A prayer of thanks

Oh Lord, remembering you makes such a difference.

It hurt when my friend mocked my secret weakness.
Did he know, how dare he?

When I remembered to give you this care,
You took it, and soothed the pain,
Now I can offer peace to others,
Not demand that I be soothed.

A good poem

Tim is a colleague that I've friended on Facebook, but may never have actually met. He wrote a poem which struck me this morning:
Be still, my soul.
Let my self with its need for attention, distraction and connectedness
Melt into the background
Like hard wax becoming molten in the presence of your flame.
Be still, my soul,
Relax the hand that grasps
Into an open hand
From which my empty trinkets can be taken
And into which blessings dropped easily.

Read Tim's whole poem.

The second line grabs me. How I long for attention and distraction. Surely the love of God should fill up my need to be noticed. But it doesn't. I want attention now.

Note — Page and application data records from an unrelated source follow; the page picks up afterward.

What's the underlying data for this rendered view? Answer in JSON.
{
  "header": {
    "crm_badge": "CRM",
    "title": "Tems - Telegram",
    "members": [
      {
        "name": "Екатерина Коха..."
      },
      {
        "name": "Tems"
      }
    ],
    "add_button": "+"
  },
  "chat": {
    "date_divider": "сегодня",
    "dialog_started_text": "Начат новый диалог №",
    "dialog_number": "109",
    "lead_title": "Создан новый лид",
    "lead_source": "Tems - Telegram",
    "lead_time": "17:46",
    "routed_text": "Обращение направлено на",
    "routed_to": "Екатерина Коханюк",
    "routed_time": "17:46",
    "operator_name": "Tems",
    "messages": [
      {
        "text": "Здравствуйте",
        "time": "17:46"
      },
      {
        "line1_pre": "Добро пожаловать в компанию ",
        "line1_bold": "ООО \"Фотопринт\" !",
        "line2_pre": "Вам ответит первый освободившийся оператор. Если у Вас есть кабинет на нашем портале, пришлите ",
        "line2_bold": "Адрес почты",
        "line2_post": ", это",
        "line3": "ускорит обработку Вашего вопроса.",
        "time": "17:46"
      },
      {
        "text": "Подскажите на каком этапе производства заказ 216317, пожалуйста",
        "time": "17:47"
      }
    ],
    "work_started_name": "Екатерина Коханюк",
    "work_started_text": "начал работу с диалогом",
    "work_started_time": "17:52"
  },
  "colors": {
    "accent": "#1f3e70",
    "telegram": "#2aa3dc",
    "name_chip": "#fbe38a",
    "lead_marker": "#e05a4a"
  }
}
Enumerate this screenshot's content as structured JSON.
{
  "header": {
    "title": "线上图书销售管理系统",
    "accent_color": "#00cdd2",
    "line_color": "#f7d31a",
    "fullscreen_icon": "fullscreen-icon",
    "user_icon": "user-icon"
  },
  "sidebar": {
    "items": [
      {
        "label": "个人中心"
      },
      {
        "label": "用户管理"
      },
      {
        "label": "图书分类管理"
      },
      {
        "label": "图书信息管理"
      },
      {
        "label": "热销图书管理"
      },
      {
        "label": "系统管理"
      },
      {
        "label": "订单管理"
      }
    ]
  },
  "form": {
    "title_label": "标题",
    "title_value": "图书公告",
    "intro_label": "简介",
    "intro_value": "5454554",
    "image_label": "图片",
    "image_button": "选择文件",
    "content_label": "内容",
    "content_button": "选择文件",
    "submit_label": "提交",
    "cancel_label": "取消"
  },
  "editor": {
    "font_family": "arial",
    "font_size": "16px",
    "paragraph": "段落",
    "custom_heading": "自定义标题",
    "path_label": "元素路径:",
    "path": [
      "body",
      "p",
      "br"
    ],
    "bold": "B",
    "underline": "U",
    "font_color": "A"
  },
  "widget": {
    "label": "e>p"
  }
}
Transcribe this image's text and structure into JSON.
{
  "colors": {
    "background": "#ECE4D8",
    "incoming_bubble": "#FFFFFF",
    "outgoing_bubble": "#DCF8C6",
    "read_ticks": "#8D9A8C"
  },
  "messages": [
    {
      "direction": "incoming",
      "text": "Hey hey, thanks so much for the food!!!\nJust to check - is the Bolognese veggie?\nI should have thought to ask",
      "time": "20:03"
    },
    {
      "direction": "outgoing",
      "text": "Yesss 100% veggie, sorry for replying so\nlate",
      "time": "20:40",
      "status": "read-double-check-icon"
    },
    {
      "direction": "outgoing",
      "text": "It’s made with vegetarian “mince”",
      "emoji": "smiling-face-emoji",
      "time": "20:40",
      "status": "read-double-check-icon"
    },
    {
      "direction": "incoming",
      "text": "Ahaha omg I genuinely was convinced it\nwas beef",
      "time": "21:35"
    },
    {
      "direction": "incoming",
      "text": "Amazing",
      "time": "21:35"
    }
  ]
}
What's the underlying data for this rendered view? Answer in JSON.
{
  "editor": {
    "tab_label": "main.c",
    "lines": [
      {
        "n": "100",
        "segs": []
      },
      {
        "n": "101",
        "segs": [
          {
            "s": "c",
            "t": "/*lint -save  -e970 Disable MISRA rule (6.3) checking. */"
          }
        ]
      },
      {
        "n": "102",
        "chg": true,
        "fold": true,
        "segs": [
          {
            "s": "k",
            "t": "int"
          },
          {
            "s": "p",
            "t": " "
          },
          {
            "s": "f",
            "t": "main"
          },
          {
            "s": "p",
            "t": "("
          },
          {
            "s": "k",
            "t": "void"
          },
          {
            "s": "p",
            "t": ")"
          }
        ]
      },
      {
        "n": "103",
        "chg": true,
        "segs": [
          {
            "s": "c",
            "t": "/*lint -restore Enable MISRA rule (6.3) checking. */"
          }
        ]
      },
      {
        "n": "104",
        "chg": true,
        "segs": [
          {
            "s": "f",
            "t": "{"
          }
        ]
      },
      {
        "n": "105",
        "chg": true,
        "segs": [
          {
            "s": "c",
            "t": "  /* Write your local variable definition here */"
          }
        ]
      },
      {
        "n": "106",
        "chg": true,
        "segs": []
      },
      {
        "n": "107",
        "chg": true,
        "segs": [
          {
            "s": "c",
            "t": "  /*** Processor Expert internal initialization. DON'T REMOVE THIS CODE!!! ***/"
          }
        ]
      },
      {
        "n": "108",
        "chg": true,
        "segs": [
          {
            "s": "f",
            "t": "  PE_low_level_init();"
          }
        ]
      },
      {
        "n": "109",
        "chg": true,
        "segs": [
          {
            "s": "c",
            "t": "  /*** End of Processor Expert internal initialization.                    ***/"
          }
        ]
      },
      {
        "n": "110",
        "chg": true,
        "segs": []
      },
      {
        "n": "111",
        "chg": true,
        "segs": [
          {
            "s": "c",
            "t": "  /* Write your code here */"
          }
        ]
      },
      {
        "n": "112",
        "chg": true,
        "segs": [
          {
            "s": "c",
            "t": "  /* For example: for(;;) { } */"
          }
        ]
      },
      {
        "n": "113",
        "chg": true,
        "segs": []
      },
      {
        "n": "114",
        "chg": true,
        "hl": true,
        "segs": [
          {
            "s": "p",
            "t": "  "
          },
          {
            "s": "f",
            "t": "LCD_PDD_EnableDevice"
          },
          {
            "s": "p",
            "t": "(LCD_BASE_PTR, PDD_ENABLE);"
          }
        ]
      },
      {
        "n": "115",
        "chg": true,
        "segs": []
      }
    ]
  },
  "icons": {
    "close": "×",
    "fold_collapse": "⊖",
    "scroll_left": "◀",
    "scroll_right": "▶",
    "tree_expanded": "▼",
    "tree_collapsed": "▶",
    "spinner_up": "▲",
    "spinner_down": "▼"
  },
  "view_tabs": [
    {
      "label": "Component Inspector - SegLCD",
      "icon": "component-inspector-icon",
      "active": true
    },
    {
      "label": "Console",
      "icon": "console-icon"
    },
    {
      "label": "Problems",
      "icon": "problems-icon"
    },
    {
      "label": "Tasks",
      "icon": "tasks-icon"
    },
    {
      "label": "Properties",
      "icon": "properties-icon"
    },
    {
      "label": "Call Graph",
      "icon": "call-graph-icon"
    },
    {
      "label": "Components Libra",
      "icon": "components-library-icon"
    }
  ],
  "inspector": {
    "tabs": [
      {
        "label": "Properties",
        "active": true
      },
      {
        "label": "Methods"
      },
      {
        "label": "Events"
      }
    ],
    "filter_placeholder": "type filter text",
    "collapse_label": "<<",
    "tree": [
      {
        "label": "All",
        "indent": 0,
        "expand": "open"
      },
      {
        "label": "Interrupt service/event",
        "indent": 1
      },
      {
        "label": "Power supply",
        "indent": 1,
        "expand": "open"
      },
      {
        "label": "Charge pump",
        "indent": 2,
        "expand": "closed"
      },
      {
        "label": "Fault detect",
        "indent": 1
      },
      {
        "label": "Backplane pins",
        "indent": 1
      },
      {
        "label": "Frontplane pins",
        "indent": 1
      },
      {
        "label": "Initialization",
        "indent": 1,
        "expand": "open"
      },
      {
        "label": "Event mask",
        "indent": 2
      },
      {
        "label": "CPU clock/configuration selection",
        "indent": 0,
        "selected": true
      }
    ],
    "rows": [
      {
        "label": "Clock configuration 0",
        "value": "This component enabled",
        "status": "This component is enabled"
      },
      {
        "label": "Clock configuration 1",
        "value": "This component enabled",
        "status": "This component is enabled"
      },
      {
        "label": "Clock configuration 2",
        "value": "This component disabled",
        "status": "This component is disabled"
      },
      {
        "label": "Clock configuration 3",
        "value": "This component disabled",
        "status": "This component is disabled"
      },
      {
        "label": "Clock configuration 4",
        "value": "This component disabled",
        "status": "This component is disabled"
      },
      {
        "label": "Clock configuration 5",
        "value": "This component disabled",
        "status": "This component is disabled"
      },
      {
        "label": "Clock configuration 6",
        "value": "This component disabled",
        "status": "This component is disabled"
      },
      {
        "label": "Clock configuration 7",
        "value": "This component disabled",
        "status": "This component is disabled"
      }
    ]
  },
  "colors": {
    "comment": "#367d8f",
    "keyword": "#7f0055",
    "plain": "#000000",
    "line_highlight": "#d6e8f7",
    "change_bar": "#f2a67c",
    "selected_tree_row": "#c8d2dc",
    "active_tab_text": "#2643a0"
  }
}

And when God loves me so, why am I so eager for distraction, to escape and kill time?. Why do I not appreciate the gift of this life God has given me?

Lord, open my eyes again to see the length and height and breadth of your love for me.

Job's faith

I've marveled at Job's faith in Chapter 19, when in the midst of his pain he suddenly confesses hope: "I know that my redeemer lives, and that in the end he will stand on the earth. And after my skin has been destroyed, yet in my flesh I will see God." (Job 19:25-26)

I've just noticed he had a similar moment of hope in chapter 16:
"Even now my witness is in heaven;
my advocate is on high.
My intercessor is my friend
as my eyes pour out tears to God;
on behalf of a man he pleads with God
as one pleads for a friend." Job 16:19-21.

Job sees even in his suffering that God is more than the righteous judge, but also the one who takes our side, who seeks to be merciful. We can have faith in life's perplexing moments that God, our advocate and intercessor pleads for us.